A spokesman for the Export-Import Bank got into a Twitter fight Monday with a staunch opponent of the Bank, and simultaneously gave Twitter followers a preview of this year's debate over whether to reauthorize the Bank, or kill it.
The Ex-Im Bank was at risk late last year of having its charter expire without having it renewed by Congress, but it was saved at the last minute by legislation keeping it in business through the end of June, 2015.
Fred Hochberg, president of the Export-Import Bank, has a dedicated communications staff. But it may not be enough to save the Bank from being eliminated later this year. Image: Bloomberg/Bloomberg via Getty Images

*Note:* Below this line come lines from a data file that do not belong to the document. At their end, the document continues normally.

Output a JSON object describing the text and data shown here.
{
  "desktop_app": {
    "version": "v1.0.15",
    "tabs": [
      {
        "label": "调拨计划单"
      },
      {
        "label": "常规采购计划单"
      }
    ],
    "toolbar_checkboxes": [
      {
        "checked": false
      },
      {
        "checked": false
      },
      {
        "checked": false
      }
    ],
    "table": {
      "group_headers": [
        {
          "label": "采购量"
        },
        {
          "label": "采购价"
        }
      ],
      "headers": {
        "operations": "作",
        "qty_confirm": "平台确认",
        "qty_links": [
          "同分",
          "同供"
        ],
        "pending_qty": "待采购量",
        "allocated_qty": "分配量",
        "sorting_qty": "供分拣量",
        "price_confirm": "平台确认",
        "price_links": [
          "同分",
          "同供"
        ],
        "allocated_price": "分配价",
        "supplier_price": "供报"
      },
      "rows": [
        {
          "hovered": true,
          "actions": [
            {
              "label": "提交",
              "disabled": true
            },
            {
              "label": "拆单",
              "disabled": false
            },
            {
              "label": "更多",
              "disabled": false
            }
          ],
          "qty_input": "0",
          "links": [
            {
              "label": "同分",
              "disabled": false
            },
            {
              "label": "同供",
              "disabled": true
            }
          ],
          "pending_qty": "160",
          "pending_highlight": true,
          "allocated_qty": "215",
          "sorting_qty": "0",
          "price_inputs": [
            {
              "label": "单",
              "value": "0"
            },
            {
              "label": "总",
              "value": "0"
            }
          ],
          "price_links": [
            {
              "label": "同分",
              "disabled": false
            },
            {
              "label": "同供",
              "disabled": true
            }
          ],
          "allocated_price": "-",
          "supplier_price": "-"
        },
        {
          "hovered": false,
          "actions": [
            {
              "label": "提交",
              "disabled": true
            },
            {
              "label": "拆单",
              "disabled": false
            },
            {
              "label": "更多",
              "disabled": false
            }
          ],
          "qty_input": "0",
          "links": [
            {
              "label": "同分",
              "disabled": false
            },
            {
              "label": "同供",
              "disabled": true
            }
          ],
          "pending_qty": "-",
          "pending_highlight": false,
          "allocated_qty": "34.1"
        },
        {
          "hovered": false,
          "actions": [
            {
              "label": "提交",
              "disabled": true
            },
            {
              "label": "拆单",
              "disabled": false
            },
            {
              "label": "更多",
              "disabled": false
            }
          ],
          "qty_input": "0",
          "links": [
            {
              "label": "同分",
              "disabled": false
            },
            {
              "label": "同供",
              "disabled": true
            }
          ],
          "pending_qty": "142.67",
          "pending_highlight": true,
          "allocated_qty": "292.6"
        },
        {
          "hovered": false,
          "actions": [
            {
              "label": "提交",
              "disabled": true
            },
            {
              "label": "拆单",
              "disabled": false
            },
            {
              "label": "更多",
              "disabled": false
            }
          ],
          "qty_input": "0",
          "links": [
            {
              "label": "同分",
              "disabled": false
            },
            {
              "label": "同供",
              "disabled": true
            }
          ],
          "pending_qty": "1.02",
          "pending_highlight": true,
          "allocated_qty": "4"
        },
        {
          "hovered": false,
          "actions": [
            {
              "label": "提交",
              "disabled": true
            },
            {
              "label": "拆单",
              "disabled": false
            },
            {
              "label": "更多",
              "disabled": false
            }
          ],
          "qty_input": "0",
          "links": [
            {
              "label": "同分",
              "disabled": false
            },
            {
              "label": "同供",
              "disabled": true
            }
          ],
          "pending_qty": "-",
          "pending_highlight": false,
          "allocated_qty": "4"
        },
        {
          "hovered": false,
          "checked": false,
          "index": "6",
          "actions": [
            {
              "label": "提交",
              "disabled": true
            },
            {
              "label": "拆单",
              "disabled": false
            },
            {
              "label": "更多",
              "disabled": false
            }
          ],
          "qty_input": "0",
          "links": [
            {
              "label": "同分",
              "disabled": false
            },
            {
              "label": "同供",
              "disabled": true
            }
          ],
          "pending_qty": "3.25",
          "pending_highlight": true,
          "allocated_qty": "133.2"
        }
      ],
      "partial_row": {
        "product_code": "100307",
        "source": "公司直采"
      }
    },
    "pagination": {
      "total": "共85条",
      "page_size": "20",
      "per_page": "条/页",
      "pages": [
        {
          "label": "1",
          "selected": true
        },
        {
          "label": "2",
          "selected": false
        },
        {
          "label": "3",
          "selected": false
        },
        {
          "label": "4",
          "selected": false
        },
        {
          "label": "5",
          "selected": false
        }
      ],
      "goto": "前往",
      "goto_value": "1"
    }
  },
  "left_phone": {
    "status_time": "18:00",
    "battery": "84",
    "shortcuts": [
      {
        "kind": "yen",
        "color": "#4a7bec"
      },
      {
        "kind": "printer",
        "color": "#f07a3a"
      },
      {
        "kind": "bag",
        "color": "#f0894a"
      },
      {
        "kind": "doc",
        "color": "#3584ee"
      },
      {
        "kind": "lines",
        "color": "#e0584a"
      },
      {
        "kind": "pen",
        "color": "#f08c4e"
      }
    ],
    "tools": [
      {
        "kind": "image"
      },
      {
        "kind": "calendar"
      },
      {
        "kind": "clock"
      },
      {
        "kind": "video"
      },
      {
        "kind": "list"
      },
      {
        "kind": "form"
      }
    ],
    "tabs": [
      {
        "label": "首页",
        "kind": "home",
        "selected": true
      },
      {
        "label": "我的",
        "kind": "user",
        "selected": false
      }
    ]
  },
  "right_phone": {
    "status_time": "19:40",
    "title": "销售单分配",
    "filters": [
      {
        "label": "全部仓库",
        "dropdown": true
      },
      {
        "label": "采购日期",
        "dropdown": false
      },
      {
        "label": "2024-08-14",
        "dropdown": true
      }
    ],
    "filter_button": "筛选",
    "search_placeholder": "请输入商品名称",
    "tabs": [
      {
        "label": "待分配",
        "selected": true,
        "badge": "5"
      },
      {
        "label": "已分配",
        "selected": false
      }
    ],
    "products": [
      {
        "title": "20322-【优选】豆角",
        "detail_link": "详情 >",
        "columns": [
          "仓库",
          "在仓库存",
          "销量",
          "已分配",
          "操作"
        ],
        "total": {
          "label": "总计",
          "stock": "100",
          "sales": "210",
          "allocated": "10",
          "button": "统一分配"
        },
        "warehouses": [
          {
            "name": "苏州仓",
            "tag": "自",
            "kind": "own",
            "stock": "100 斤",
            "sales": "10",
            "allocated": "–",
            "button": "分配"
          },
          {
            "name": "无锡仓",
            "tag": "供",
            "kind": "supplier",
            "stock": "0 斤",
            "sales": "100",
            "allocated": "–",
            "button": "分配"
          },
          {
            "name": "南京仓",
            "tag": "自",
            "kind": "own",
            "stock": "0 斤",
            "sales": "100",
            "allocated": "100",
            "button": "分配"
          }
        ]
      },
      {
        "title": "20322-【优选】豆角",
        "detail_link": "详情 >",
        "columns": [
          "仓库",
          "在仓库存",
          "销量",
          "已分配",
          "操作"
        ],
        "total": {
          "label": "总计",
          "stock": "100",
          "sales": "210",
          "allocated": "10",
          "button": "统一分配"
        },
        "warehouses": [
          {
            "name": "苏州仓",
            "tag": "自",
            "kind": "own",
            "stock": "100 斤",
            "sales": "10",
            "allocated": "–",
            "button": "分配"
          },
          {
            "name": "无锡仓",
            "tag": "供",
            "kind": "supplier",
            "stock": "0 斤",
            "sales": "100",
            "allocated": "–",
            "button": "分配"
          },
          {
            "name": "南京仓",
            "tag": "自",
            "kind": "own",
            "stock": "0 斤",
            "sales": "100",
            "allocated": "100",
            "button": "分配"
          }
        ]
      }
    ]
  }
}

Ex-Im is the government's export credit agency, and it gives direct loans or loan guarantees to foreign companies, so those companies have an easier time buying U.S. goods and services.
While most major countries have similar export credit agencies, conservatives say the Bank is essentially corporate welfare for huge companies that are usually big enough to win their own export contracts on their own or with the help of private financing. While supporters of the Bank say it helps small companies, the Boeing Company is often cited as the chief recipient of Ex-Im Bank aid.
Heritage Action opposes the Bank for those reasons, and on Monday, the group's communications director, Dan Holler, tweeted that the Bank is about to help the Bahamas get "favorable loan rates" so it can resurface its roads, with the help of an American company, Hi-Lite Global.
"Can't make this up," Holler tweeted.
Monday was a government holiday, and while that means most government press officers are checked out, Ex-Im spokesman Matt Bevens waded into the fight.
"You don't want U.S. biz to 'turn export opportunities into sales?' " Bevens asked. "Want China to win infrastructure deals?"
Holler replied by asking Bevens to acknowledge that the loan rates are favorable, and Bevens shot back that Ex-Im "levels playing fields" to help U.S. companies.
"What % of ExIm loans 'level the playing field' and where is that data made available?" Holler asked back.
Some combination of the holiday, the late hour in the day, and a pending snowstorm may have stopped the fight there, but it's expected to continue through the summer as the June expiration of Ex-Im's charter approaches. Holler is backed by members of Congress like Rep. Jeb Hensarling (R-Texas), who wants to let Ex-Im expire.
But the GOP is somewhat split over the fate of the Bank, as the U.S. Chamber of Commerce supports its continued operation, and many members have companies in their districts that benefit from Ex-Im financing.
Last year, the Congressional Budget Office dismissed a key talking point often made by supporters of the Bank — that the Bank costs taxpayers no money, and in fact returns money to the Treasury Department by charging companies for its service. CBO destroyed that argument by saying it's based on phony government accounting.
Specifically, CBO said Ex-Im's loan guarantee programs are generally expected to generate $14 billion for the U.S. government over the next ten years, but only when the government's special accounting rules are used. Using a traditional fair-value accounting method shows a $2 billion loss due to these loan programs.
"As I have said previously, the Export-Import Bank's supposed profits are nothing more than an illusion," Hensarling said at the time.